Adventures, Advice and Questions from a group of Mormon women who met in Queens, NY and have now scattered all over the place.
Tuesday, June 26, 2007
Improvining Your Photo Skills: Archiving Photos
I learnt this information while studying for my BFA in Photography.
I am first going to explain some of the chemical process to help everyone understand the fragility of film.
When film is developed there are two main chemicals that are used. Developer and fixer. Developer brings out the images and fixer "fixes" or stops the images from developing into a completely black piece of film or paper. The down side of fixer is that it is acidic. The acid is what turns photos yellow and brittle.
In a professional lab they wash the film for one to two hours to wash out as much fixer as possible. In any other non-professional photo development place, they don't take the time to wash the film long enough. 1 hour photo is the worst, although convenient.
So if you have old film that you are worried about, I would contact your local professional film developer place (if you don't know of one in your area look in the phone book) and ask them if they would be willing to wash your film for you.
If you are planning on taking some really special photos (i.e. family reunion, wedding, new baby photos) take them to the fancy lab.
When it comes to storing your film:
A cool, dry and dark place is the most ideal. You can buy film sleeves (clear plastic pages that can be put in a three ring binder) which are archival. Any professional photo place should have them, they are very affordable.
Here is a good site that specialize in archival supplies: Light Impressions.
Saving images on your computer or external hard drive should be pretty sound.
Honestly no one knows how archival digital photography is, since it has only been around a few decades.
Many people burn their photos to CDs. I can tell you that a normal CD (CD-R), should last for about 30 years (again this is a guess). I can tell you that there are gold CDs (actually made out of gold), which they say is more archival, they guess (100-300 years).
CD too should be kept in a cool dry place. CDs that you leave in your car (which usually are music ones) will soon become coasters since the sun eventually fries the information right off them.
There are two kinds of prints. There are chemical and ink prints. Prints you buy from a photo lab are chemical (whether they are from digital file or from film). Ink prints usually come from personal printers like an Epson or hp printer. Both should be stored in a cool dry place.

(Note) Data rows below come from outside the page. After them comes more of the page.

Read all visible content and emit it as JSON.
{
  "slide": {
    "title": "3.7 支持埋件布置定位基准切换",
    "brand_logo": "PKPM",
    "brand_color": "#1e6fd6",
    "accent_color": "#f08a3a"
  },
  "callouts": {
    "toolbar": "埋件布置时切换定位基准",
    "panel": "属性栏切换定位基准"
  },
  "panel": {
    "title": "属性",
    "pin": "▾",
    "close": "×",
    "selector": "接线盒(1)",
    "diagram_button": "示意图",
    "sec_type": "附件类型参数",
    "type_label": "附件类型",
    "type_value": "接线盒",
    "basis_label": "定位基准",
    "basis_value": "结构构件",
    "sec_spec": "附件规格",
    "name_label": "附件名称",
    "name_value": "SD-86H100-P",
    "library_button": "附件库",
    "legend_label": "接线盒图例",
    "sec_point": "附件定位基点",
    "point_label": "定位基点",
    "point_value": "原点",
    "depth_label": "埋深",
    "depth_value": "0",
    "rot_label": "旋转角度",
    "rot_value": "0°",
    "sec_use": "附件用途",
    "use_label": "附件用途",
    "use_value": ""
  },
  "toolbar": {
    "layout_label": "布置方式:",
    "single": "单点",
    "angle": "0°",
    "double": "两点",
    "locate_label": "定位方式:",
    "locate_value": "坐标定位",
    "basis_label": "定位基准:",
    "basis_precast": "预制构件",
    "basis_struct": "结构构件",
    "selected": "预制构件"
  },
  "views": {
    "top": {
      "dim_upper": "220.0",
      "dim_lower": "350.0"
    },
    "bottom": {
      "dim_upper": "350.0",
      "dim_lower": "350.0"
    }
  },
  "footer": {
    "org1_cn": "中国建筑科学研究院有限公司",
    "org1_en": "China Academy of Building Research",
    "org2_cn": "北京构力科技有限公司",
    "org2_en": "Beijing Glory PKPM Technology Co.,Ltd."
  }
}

Chemical prints are similar to film, in that they use a developer and fixer. I am sure that most of you have photos from childhood that the colors are a bit whacked out or faded. Current technology used today (in general) make a print that is more archival then 30 years ago . I can't tell you how long your photos will last, because each one is different and how the lab develops the print effects their life. You can definitely ask your lab. Or you could look on the back of the print and do an Internet search on that particular type of print. Or you could call the company (Kodak or Fuji) and ask them.

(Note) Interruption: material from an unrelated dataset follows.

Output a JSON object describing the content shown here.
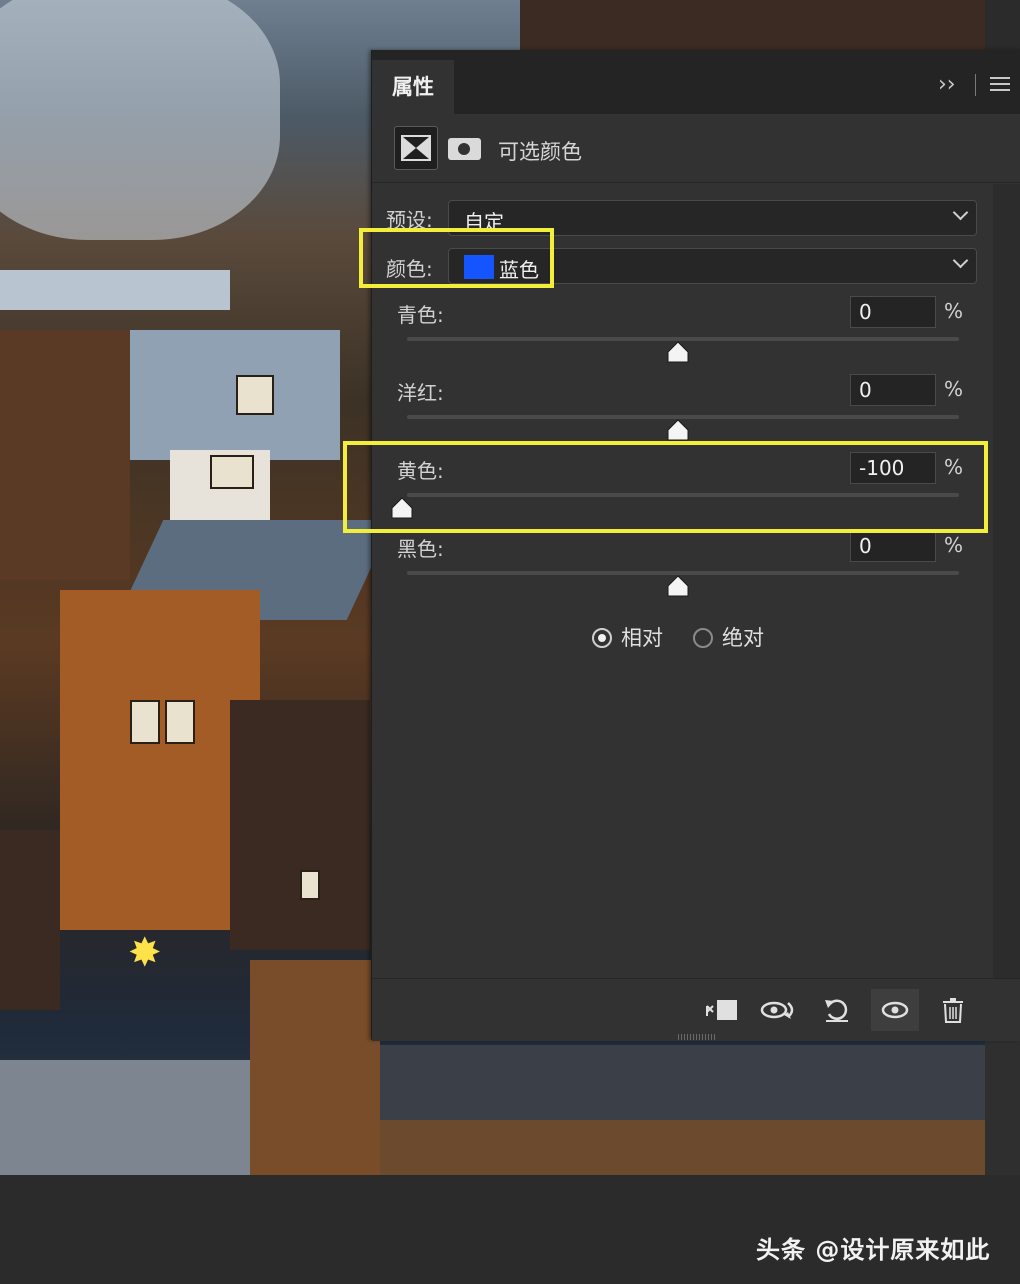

Regardless of what kind of print you have or when it was made no color print will last for ever.
The only for sure images that will last literally to the end of time are professional black and white film and prints that are double washed.
Improving Your Photo Skills: Archiving Your Photos
Improving you Photo Skills: To Flash or Not to Flash
Improving Your Family Photo Skills